Despite above-average rainfall this year, the U.S. Bureau of Reclamation announced in April a 5%  allocation for south-of-Delta Central Valley Project (CVP) contractors, a harsh blow for farmers in BBID’s CVP service area near Tracy. The CVP was started in the 1930s to transport water from reservoirs in Northern California to the Central Valley, largely for agricultural use. However, before this year’s 5% allocation, farmers in BBID’s CVP service area were hit with a zero-percent CVP supply for three straight years. While Shasta Lake sits three-quarters full, San Luis Reservoir, where water from Northern California is stored, is dwindling.

“The broken state of San Luis Reservoir reflects the broader reality that the CVP, as a water supply project, has been broken by the policy choices of the Federal government,” said Jason Peltier, executive director of the San Luis & Delta-Mendota Water Authority.

“The unending practice of taking water from human use and giving it to fish in hopes of helping the fish is a failed enterprise,” Peltier added. “The fish are not responding at all. At the same time human, social and economic destruction continues to accelerate. Shameful.”

Northern California Water Districts Gather to Celebrate Success of Emergency Water Project

Byron, CA (August 25, 2015) – On August 25, 2015, nearly 100 employees, board members and neighbors gathered at Byron-Bethany Irrigation District to honor the heroic measures taken by the San Luis and Delta-Mendota Water Authority several weeks ago when the organization literally changed the direction of the Delta-Mendota Canal for the first time in history. The emergency “Pump Back Program” was a desperate drought project – the first of its kind designed to keep six area water districts from going dry.

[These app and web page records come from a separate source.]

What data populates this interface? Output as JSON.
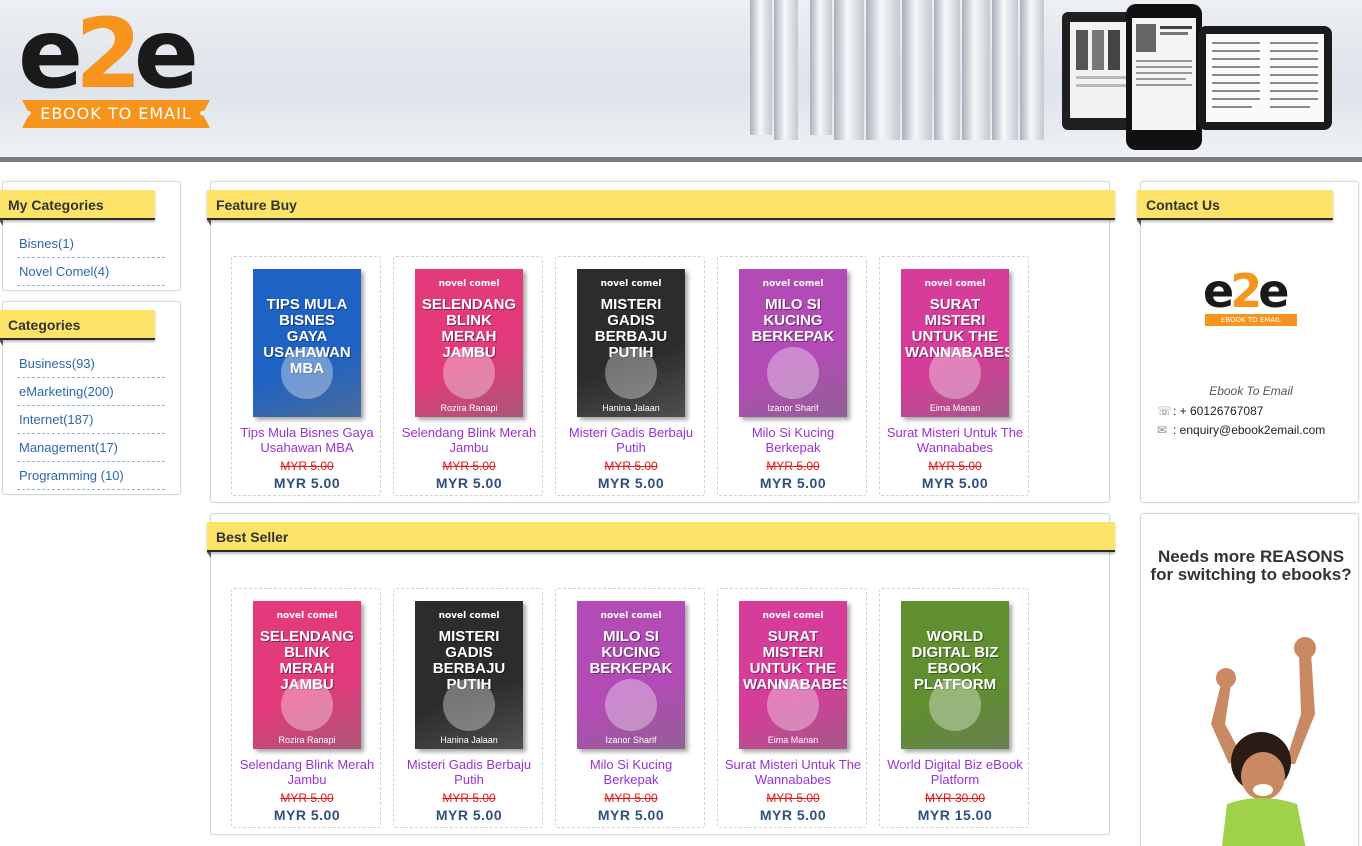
{
  "header": {
    "logo_mark_e1": "e",
    "logo_mark_2": "2",
    "logo_mark_e2": "e",
    "logo_tagline": "• EBOOK TO EMAIL •"
  },
  "my_categories": {
    "title": "My Categories",
    "items": [
      "Bisnes(1)",
      "Novel Comel(4)"
    ]
  },
  "categories": {
    "title": "Categories",
    "items": [
      "Business(93)",
      "eMarketing(200)",
      "Internet(187)",
      "Management(17)",
      "Programming (10)"
    ]
  },
  "feature_buy": {
    "title": "Feature Buy",
    "products": [
      {
        "name": "Tips Mula Bisnes Gaya Usahawan MBA",
        "old_price": "MYR 5.00",
        "price": "MYR 5.00",
        "cover_top": "",
        "cover_title": "TIPS MULA BISNES GAYA USAHAWAN MBA",
        "cover_author": "",
        "cover_color": "#1e63c4"
      },
      {
        "name": "Selendang Blink Merah Jambu",
        "old_price": "MYR 5.00",
        "price": "MYR 5.00",
        "cover_top": "novel comel",
        "cover_title": "SELENDANG BLINK MERAH JAMBU",
        "cover_author": "Rozira Ranapi",
        "cover_color": "#e23a7a"
      },
      {
        "name": "Misteri Gadis Berbaju Putih",
        "old_price": "MYR 5.00",
        "price": "MYR 5.00",
        "cover_top": "novel comel",
        "cover_title": "MISTERI Gadis Berbaju Putih",
        "cover_author": "Hanina Jalaan",
        "cover_color": "#2c2c2e"
      },
      {
        "name": "Milo Si Kucing Berkepak",
        "old_price": "MYR 5.00",
        "price": "MYR 5.00",
        "cover_top": "novel comel",
        "cover_title": "MILO Si Kucing Berkepak",
        "cover_author": "Izanor Sharif",
        "cover_color": "#b24bb5"
      },
      {
        "name": "Surat Misteri Untuk The Wannababes",
        "old_price": "MYR 5.00",
        "price": "MYR 5.00",
        "cover_top": "novel comel",
        "cover_title": "Surat Misteri UNTUK THE WANNABABES",
        "cover_author": "Eima Manan",
        "cover_color": "#d63c9a"
      }
    ]
  },
  "best_seller": {
    "title": "Best Seller",
    "products": [
      {
        "name": "Selendang Blink Merah Jambu",
        "old_price": "MYR 5.00",
        "price": "MYR 5.00",
        "cover_top": "novel comel",
        "cover_title": "SELENDANG BLINK MERAH JAMBU",
        "cover_author": "Rozira Ranapi",
        "cover_color": "#e23a7a"
      },
      {
        "name": "Misteri Gadis Berbaju Putih",
        "old_price": "MYR 5.00",
        "price": "MYR 5.00",
        "cover_top": "novel comel",
        "cover_title": "MISTERI Gadis Berbaju Putih",
        "cover_author": "Hanina Jalaan",
        "cover_color": "#2c2c2e"
      },
      {
        "name": "Milo Si Kucing Berkepak",
        "old_price": "MYR 5.00",
        "price": "MYR 5.00",
        "cover_top": "novel comel",
        "cover_title": "MILO Si Kucing Berkepak",
        "cover_author": "Izanor Sharif",
        "cover_color": "#b24bb5"
      },
      {
        "name": "Surat Misteri Untuk The Wannababes",
        "old_price": "MYR 5.00",
        "price": "MYR 5.00",
        "cover_top": "novel comel",
        "cover_title": "Surat Misteri UNTUK THE WANNABABES",
        "cover_author": "Eima Manan",
        "cover_color": "#d63c9a"
      },
      {
        "name": "World Digital Biz eBook Platform",
        "old_price": "MYR 30.00",
        "price": "MYR 15.00",
        "cover_top": "",
        "cover_title": "World Digital Biz eBook Platform",
        "cover_author": "",
        "cover_color": "#5f8f2e"
      }
    ]
  },
  "contact": {
    "title": "Contact Us",
    "name": "Ebook To Email",
    "phone": ": + 60126767087",
    "email": ": enquiry@ebook2email.com",
    "logo_tagline": "EBOOK TO EMAIL"
  },
  "promo": {
    "headline_line1": "Needs more REASONS",
    "headline_line2": "for switching to ebooks?"
  },
  "icons": {
    "phone": "phone-icon",
    "mail": "mail-icon"
  }
}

“Our team accomplished the impossible,” says Frances Mizuno, Assistant Executive Director of San Luis and Delta-Mendota Water Authority, which operates the canal. “Moving water in the opposite direction while facing daunting time constraints was nothing short of amazing. This team is to be applauded for their tenacity and hard work.”

The $700,000 project was led by Engineering Director Bob Martin and involved the installation of several massive pumps in three locations over a six-week period between May and July. The project allowed canal water to be lifted 18 feet along 62 miles from the San Luis Reservoir to the City of Tracy. The result was more than 80,000 acre-feet of banked water in the San Luis Reservoir to get the water agencies through the summer. The districts include the Del Puerto Water District, the West Stanislaus Irrigation District, the Patterson Irrigation District, the Banta-Carbona Irrigation District, Byron-Bethany Irrigation District and the City of Tracy.

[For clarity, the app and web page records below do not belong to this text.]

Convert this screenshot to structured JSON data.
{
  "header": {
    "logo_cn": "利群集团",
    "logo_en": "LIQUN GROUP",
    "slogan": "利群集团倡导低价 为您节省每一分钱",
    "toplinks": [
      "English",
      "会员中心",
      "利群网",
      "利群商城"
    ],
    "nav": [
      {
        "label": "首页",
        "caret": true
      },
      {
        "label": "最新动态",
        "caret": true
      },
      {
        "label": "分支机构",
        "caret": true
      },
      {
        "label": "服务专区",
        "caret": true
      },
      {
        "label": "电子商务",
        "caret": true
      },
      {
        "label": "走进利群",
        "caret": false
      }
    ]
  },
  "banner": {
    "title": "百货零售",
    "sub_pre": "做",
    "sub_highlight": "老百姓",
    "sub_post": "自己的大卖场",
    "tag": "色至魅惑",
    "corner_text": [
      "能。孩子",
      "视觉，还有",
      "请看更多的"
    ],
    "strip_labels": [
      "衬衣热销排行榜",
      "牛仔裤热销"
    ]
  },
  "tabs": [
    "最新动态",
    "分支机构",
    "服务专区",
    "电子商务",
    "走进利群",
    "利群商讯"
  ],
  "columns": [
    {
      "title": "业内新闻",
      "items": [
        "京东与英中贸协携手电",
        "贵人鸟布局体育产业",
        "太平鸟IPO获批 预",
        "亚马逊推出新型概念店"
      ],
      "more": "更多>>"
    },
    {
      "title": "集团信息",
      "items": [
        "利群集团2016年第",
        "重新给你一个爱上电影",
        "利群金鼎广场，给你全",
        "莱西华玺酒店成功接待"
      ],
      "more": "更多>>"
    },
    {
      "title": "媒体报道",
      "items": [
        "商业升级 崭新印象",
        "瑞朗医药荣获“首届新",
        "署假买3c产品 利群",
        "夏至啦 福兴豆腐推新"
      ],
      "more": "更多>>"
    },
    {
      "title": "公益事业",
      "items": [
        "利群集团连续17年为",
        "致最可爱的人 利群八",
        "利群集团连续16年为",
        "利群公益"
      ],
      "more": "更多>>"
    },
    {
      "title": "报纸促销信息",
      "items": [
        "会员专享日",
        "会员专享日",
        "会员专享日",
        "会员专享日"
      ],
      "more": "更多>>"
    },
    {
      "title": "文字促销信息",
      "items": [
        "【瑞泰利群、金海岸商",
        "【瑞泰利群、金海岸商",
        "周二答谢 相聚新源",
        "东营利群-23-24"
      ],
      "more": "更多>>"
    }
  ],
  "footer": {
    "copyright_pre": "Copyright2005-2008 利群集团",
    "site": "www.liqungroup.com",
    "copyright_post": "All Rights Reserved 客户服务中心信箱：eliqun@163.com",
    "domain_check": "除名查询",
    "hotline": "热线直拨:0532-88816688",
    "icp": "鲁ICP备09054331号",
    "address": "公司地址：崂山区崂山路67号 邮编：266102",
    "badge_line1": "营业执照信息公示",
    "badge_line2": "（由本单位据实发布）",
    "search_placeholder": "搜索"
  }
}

“This quick thinking and unconventional solution brought a real success story in our region during an otherwise extremely dire period,” says Rick Gilmore, General Manager of Byron-Bethany Irrigation District. “Recent actions by the State Water Board have meant that we simply do not have the water we need to meet the needs of our customers. We are grateful to the San Luis and Delta-Mendota Water Authority for providing our farmers and ranchers with a lifeline.”